Assignment: Every line of the material that mentions the word "Plzeň" should be copied out.

[[ Data for this exercise open ]]

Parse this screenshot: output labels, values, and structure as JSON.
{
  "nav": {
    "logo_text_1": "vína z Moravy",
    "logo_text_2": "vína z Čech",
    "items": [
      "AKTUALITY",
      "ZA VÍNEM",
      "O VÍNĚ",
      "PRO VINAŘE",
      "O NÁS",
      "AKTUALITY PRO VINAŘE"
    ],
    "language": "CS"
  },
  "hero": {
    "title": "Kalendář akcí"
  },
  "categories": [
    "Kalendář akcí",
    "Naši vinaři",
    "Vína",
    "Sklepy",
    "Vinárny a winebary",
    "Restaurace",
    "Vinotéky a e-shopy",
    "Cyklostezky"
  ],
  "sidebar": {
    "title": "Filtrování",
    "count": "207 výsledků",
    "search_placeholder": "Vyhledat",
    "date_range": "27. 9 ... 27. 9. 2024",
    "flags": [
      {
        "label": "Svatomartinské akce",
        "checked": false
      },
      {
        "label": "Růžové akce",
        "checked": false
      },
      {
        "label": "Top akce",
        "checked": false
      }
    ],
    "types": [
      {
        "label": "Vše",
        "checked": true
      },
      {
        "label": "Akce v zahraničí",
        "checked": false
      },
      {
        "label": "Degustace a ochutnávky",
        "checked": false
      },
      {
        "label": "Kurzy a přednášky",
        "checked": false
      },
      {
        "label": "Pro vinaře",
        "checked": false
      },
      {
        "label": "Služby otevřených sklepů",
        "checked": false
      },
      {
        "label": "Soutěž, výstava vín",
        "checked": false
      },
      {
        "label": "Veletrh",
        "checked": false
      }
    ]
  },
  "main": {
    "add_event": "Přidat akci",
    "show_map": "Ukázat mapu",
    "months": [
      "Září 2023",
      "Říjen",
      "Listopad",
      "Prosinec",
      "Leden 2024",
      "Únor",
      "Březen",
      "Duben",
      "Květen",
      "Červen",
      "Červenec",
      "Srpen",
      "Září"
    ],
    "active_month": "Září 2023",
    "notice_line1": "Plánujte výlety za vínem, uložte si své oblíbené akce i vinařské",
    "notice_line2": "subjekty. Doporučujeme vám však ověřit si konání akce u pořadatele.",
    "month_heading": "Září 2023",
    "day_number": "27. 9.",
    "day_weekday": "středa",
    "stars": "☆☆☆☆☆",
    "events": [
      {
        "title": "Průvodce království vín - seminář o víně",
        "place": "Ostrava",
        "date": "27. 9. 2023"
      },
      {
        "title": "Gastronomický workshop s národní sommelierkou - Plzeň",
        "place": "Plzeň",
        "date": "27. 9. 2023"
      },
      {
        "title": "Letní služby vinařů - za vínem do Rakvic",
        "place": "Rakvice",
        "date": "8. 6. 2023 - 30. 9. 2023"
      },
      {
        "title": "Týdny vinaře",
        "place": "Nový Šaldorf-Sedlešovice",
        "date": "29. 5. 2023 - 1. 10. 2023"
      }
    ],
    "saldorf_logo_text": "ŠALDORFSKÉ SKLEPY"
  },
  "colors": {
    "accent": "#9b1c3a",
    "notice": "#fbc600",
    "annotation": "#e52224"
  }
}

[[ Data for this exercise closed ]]

Answer space:
        "title": "Gastronomický workshop s národní sommelierkou - Plzeň",
        "place": "Plzeň",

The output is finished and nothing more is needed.